** Collection entries **
========
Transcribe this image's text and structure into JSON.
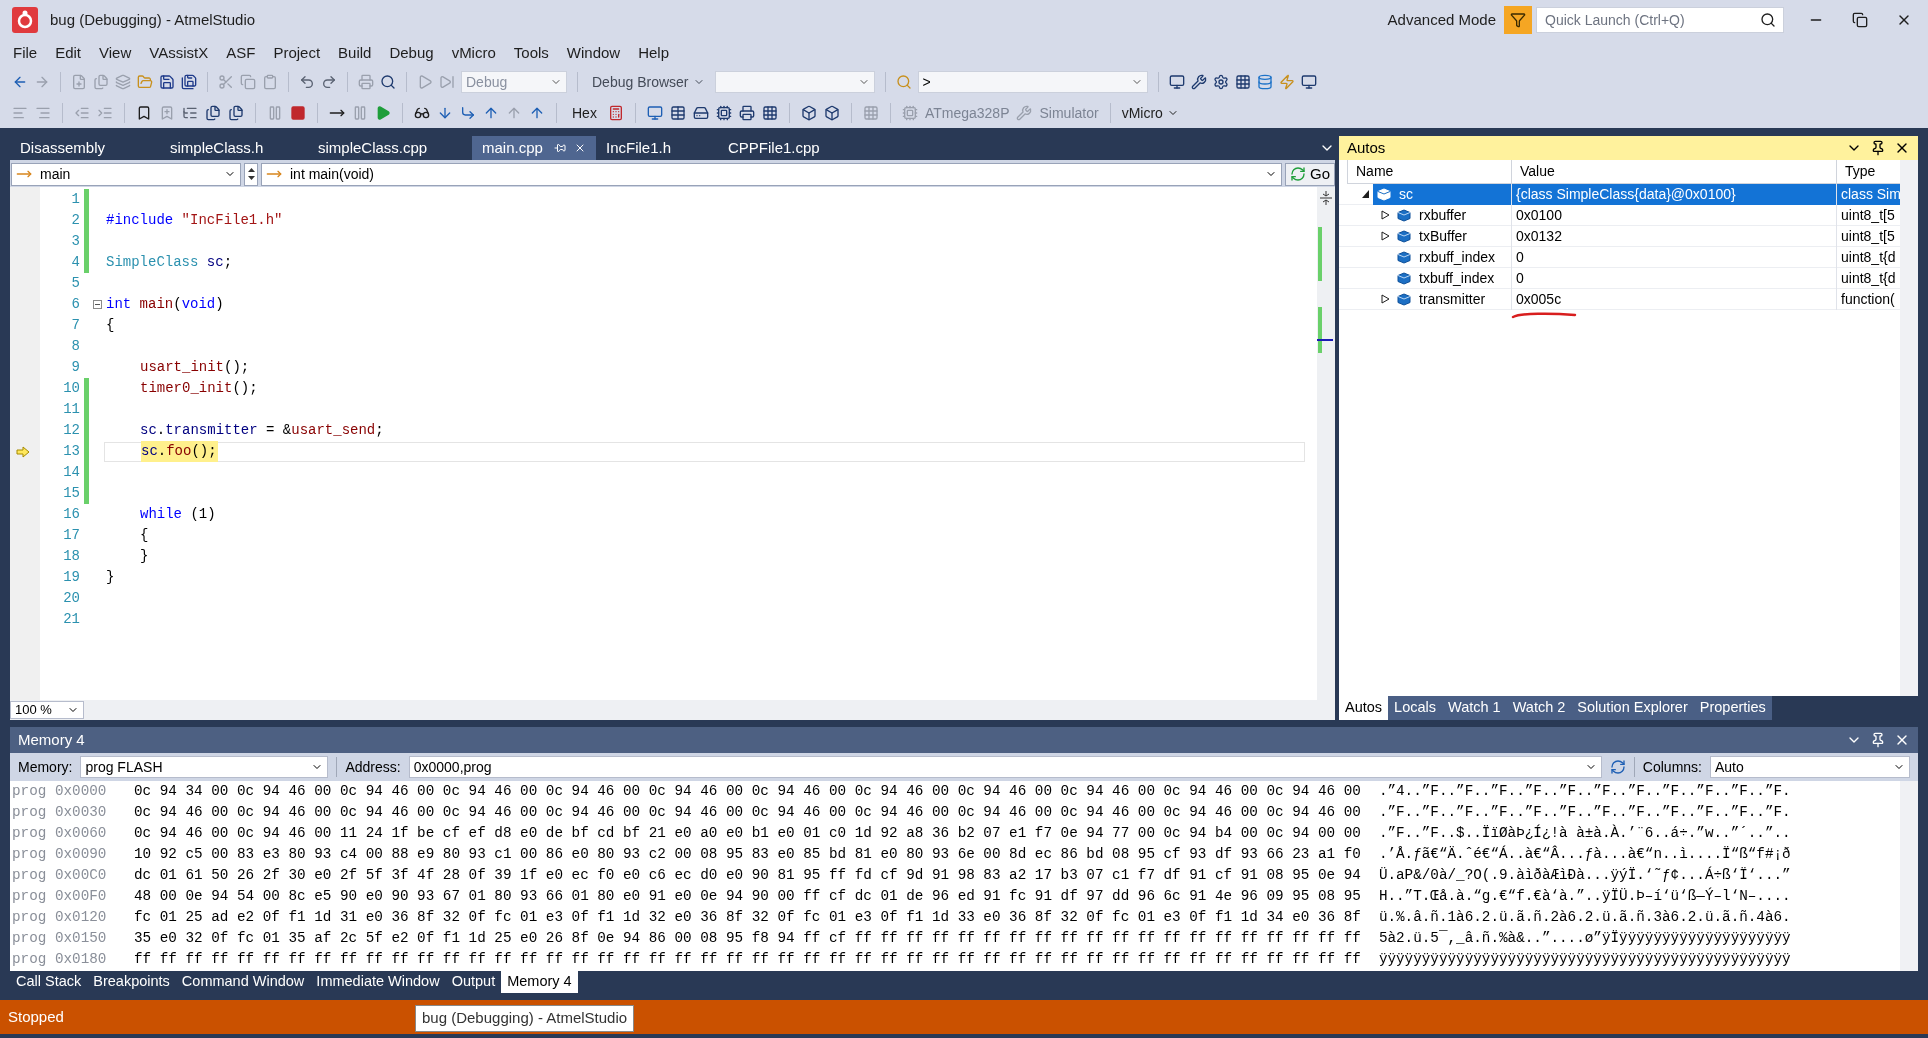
{
  "window": {
    "title": "bug (Debugging) - AtmelStudio",
    "mode": "Advanced Mode",
    "quick_launch": {
      "placeholder": "Quick Launch (Ctrl+Q)"
    }
  },
  "menu": [
    "File",
    "Edit",
    "View",
    "VAssistX",
    "ASF",
    "Project",
    "Build",
    "Debug",
    "vMicro",
    "Tools",
    "Window",
    "Help"
  ],
  "toolbar": {
    "config": "Debug",
    "debug_browser": "Debug Browser",
    "find_value": ">",
    "hex": "Hex",
    "device": "ATmega328P",
    "tool": "Simulator",
    "vmicro": "vMicro"
  },
  "editor": {
    "tabs": [
      {
        "label": "Disassembly",
        "selected": false,
        "pinned": false
      },
      {
        "label": "simpleClass.h",
        "selected": false,
        "pinned": false
      },
      {
        "label": "simpleClass.cpp",
        "selected": false,
        "pinned": false
      },
      {
        "label": "main.cpp",
        "selected": true,
        "pinned": true
      },
      {
        "label": "IncFile1.h",
        "selected": false,
        "pinned": false
      },
      {
        "label": "CPPFile1.cpp",
        "selected": false,
        "pinned": false
      }
    ],
    "scope": "main",
    "function": "int main(void)",
    "go": "Go",
    "zoom": "100 %",
    "lines": [
      {
        "number": "1",
        "modified": true,
        "current": false,
        "fold": false,
        "indented": false
      },
      {
        "number": "2",
        "modified": true,
        "current": false,
        "fold": false,
        "indented": false,
        "tokens": [
          {
            "text": "#include",
            "kind": "preproc"
          },
          {
            "text": " \"IncFile1.h\"",
            "kind": "string"
          }
        ]
      },
      {
        "number": "3",
        "modified": true,
        "current": false,
        "fold": false,
        "indented": false
      },
      {
        "number": "4",
        "modified": true,
        "current": false,
        "fold": false,
        "indented": false,
        "tokens": [
          {
            "text": "SimpleClass",
            "kind": "type"
          },
          {
            "text": " sc",
            "kind": "var"
          },
          {
            "text": ";",
            "kind": "plain"
          }
        ]
      },
      {
        "number": "5",
        "modified": false,
        "current": false,
        "fold": false,
        "indented": false
      },
      {
        "number": "6",
        "modified": false,
        "current": false,
        "fold": true,
        "indented": false,
        "tokens": [
          {
            "text": "int",
            "kind": "keyword"
          },
          {
            "text": " main",
            "kind": "func"
          },
          {
            "text": "(",
            "kind": "plain"
          },
          {
            "text": "void",
            "kind": "keyword"
          },
          {
            "text": ")",
            "kind": "plain"
          }
        ]
      },
      {
        "number": "7",
        "modified": false,
        "current": false,
        "fold": false,
        "indented": false,
        "tokens": [
          {
            "text": "{",
            "kind": "plain"
          }
        ]
      },
      {
        "number": "8",
        "modified": false,
        "current": false,
        "fold": false,
        "indented": false
      },
      {
        "number": "9",
        "modified": false,
        "current": false,
        "fold": false,
        "indented": true,
        "tokens": [
          {
            "text": "usart_init",
            "kind": "func"
          },
          {
            "text": "();",
            "kind": "plain"
          }
        ]
      },
      {
        "number": "10",
        "modified": true,
        "current": false,
        "fold": false,
        "indented": true,
        "tokens": [
          {
            "text": "timer0_init",
            "kind": "func"
          },
          {
            "text": "();",
            "kind": "plain"
          }
        ]
      },
      {
        "number": "11",
        "modified": true,
        "current": false,
        "fold": false,
        "indented": false
      },
      {
        "number": "12",
        "modified": true,
        "current": false,
        "fold": false,
        "indented": true,
        "tokens": [
          {
            "text": "sc",
            "kind": "var"
          },
          {
            "text": ".",
            "kind": "plain"
          },
          {
            "text": "transmitter",
            "kind": "var"
          },
          {
            "text": " = &",
            "kind": "plain"
          },
          {
            "text": "usart_send",
            "kind": "func"
          },
          {
            "text": ";",
            "kind": "plain"
          }
        ]
      },
      {
        "number": "13",
        "modified": true,
        "current": true,
        "fold": false,
        "indented": true,
        "tokens": [
          {
            "text": "sc",
            "kind": "var"
          },
          {
            "text": ".",
            "kind": "plain"
          },
          {
            "text": "foo",
            "kind": "func"
          },
          {
            "text": "();",
            "kind": "plain"
          }
        ]
      },
      {
        "number": "14",
        "modified": true,
        "current": false,
        "fold": false,
        "indented": false
      },
      {
        "number": "15",
        "modified": true,
        "current": false,
        "fold": false,
        "indented": false
      },
      {
        "number": "16",
        "modified": false,
        "current": false,
        "fold": false,
        "indented": true,
        "tokens": [
          {
            "text": "while",
            "kind": "keyword"
          },
          {
            "text": " (1)",
            "kind": "plain"
          }
        ]
      },
      {
        "number": "17",
        "modified": false,
        "current": false,
        "fold": false,
        "indented": true,
        "tokens": [
          {
            "text": "{",
            "kind": "plain"
          }
        ]
      },
      {
        "number": "18",
        "modified": false,
        "current": false,
        "fold": false,
        "indented": true,
        "tokens": [
          {
            "text": "}",
            "kind": "plain"
          }
        ]
      },
      {
        "number": "19",
        "modified": false,
        "current": false,
        "fold": false,
        "indented": false,
        "tokens": [
          {
            "text": "}",
            "kind": "plain"
          }
        ]
      },
      {
        "number": "20",
        "modified": false,
        "current": false,
        "fold": false,
        "indented": false
      },
      {
        "number": "21",
        "modified": false,
        "current": false,
        "fold": false,
        "indented": false
      }
    ]
  },
  "autos": {
    "title": "Autos",
    "columns": [
      "Name",
      "Value",
      "Type"
    ],
    "rows": [
      {
        "name": "sc",
        "value": "{class SimpleClass{data}@0x0100}",
        "type": "class Sim",
        "selected": true,
        "has_children": true,
        "expanded": true,
        "underlined": false,
        "children": [
          {
            "name": "rxbuffer",
            "value": "0x0100",
            "type": "uint8_t[5",
            "selected": false,
            "has_children": true,
            "expanded": false,
            "underlined": false
          },
          {
            "name": "txBuffer",
            "value": "0x0132",
            "type": "uint8_t[5",
            "selected": false,
            "has_children": true,
            "expanded": false,
            "underlined": false
          },
          {
            "name": "rxbuff_index",
            "value": "0",
            "type": "uint8_t{d",
            "selected": false,
            "has_children": false,
            "expanded": false,
            "underlined": false
          },
          {
            "name": "txbuff_index",
            "value": "0",
            "type": "uint8_t{d",
            "selected": false,
            "has_children": false,
            "expanded": false,
            "underlined": false
          },
          {
            "name": "transmitter",
            "value": "0x005c",
            "type": "function(",
            "selected": false,
            "has_children": true,
            "expanded": false,
            "underlined": true
          }
        ]
      }
    ],
    "tabs": [
      {
        "label": "Autos",
        "selected": true
      },
      {
        "label": "Locals",
        "selected": false
      },
      {
        "label": "Watch 1",
        "selected": false
      },
      {
        "label": "Watch 2",
        "selected": false
      },
      {
        "label": "Solution Explorer",
        "selected": false
      },
      {
        "label": "Properties",
        "selected": false
      }
    ]
  },
  "memory": {
    "title": "Memory 4",
    "memory_label": "Memory:",
    "memory_value": "prog FLASH",
    "address_label": "Address:",
    "address_value": "0x0000,prog",
    "columns_label": "Columns:",
    "columns_value": "Auto",
    "rows": [
      {
        "address": "prog 0x0000",
        "bytes": "0c 94 34 00 0c 94 46 00 0c 94 46 00 0c 94 46 00 0c 94 46 00 0c 94 46 00 0c 94 46 00 0c 94 46 00 0c 94 46 00 0c 94 46 00 0c 94 46 00 0c 94 46 00",
        "ascii": ".”4..”F..”F..”F..”F..”F..”F..”F..”F..”F..”F..”F."
      },
      {
        "address": "prog 0x0030",
        "bytes": "0c 94 46 00 0c 94 46 00 0c 94 46 00 0c 94 46 00 0c 94 46 00 0c 94 46 00 0c 94 46 00 0c 94 46 00 0c 94 46 00 0c 94 46 00 0c 94 46 00 0c 94 46 00",
        "ascii": ".”F..”F..”F..”F..”F..”F..”F..”F..”F..”F..”F..”F."
      },
      {
        "address": "prog 0x0060",
        "bytes": "0c 94 46 00 0c 94 46 00 11 24 1f be cf ef d8 e0 de bf cd bf 21 e0 a0 e0 b1 e0 01 c0 1d 92 a8 36 b2 07 e1 f7 0e 94 77 00 0c 94 b4 00 0c 94 00 00",
        "ascii": ".”F..”F..$..ÏïØàÞ¿Í¿!à à±à.À.’¨6..á÷.”w..”´..”.."
      },
      {
        "address": "prog 0x0090",
        "bytes": "10 92 c5 00 83 e3 80 93 c4 00 88 e9 80 93 c1 00 86 e0 80 93 c2 00 08 95 83 e0 85 bd 81 e0 80 93 6e 00 8d ec 86 bd 08 95 cf 93 df 93 66 23 a1 f0",
        "ascii": ".’Å.ƒã€“Ä.ˆé€“Á..à€“Â...ƒà...à€“n..ì....Ï“ß“f#¡ð"
      },
      {
        "address": "prog 0x00C0",
        "bytes": "dc 01 61 50 26 2f 30 e0 2f 5f 3f 4f 28 0f 39 1f e0 ec f0 e0 c6 ec d0 e0 90 81 95 ff fd cf 9d 91 98 83 a2 17 b3 07 c1 f7 df 91 cf 91 08 95 0e 94",
        "ascii": "Ü.aP&/0à/_?O(.9.àìðàÆìÐà...ÿýÏ.‘˜ƒ¢...Á÷ß‘Ï‘...”"
      },
      {
        "address": "prog 0x00F0",
        "bytes": "48 00 0e 94 54 00 8c e5 90 e0 90 93 67 01 80 93 66 01 80 e0 91 e0 0e 94 90 00 ff cf dc 01 de 96 ed 91 fc 91 df 97 dd 96 6c 91 4e 96 09 95 08 95",
        "ascii": "H..”T.Œå.à.“g.€“f.€à‘à.”..ÿÏÜ.Þ–í‘ü‘ß—Ý–l‘N–...."
      },
      {
        "address": "prog 0x0120",
        "bytes": "fc 01 25 ad e2 0f f1 1d 31 e0 36 8f 32 0f fc 01 e3 0f f1 1d 32 e0 36 8f 32 0f fc 01 e3 0f f1 1d 33 e0 36 8f 32 0f fc 01 e3 0f f1 1d 34 e0 36 8f",
        "ascii": "ü.%.â.ñ.1à6.2.ü.ã.ñ.2à6.2.ü.ã.ñ.3à6.2.ü.ã.ñ.4à6."
      },
      {
        "address": "prog 0x0150",
        "bytes": "35 e0 32 0f fc 01 35 af 2c 5f e2 0f f1 1d 25 e0 26 8f 0e 94 86 00 08 95 f8 94 ff cf ff ff ff ff ff ff ff ff ff ff ff ff ff ff ff ff ff ff ff ff",
        "ascii": "5à2.ü.5¯,_â.ñ.%à&..”....ø”ÿÏÿÿÿÿÿÿÿÿÿÿÿÿÿÿÿÿÿÿÿÿ"
      },
      {
        "address": "prog 0x0180",
        "bytes": "ff ff ff ff ff ff ff ff ff ff ff ff ff ff ff ff ff ff ff ff ff ff ff ff ff ff ff ff ff ff ff ff ff ff ff ff ff ff ff ff ff ff ff ff ff ff ff ff",
        "ascii": "ÿÿÿÿÿÿÿÿÿÿÿÿÿÿÿÿÿÿÿÿÿÿÿÿÿÿÿÿÿÿÿÿÿÿÿÿÿÿÿÿÿÿÿÿÿÿÿÿ"
      }
    ]
  },
  "bottom_tabs": [
    {
      "label": "Call Stack",
      "selected": false
    },
    {
      "label": "Breakpoints",
      "selected": false
    },
    {
      "label": "Command Window",
      "selected": false
    },
    {
      "label": "Immediate Window",
      "selected": false
    },
    {
      "label": "Output",
      "selected": false
    },
    {
      "label": "Memory 4",
      "selected": true
    }
  ],
  "status_bar": {
    "text": "Stopped",
    "tooltip": "bug (Debugging) - AtmelStudio"
  }
}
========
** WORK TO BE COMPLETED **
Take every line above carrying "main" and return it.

** EXPECTED ANSWER **
        "label": "main.cpp",
    "scope": "main",
    "function": "int main(void)",
            "text": " main",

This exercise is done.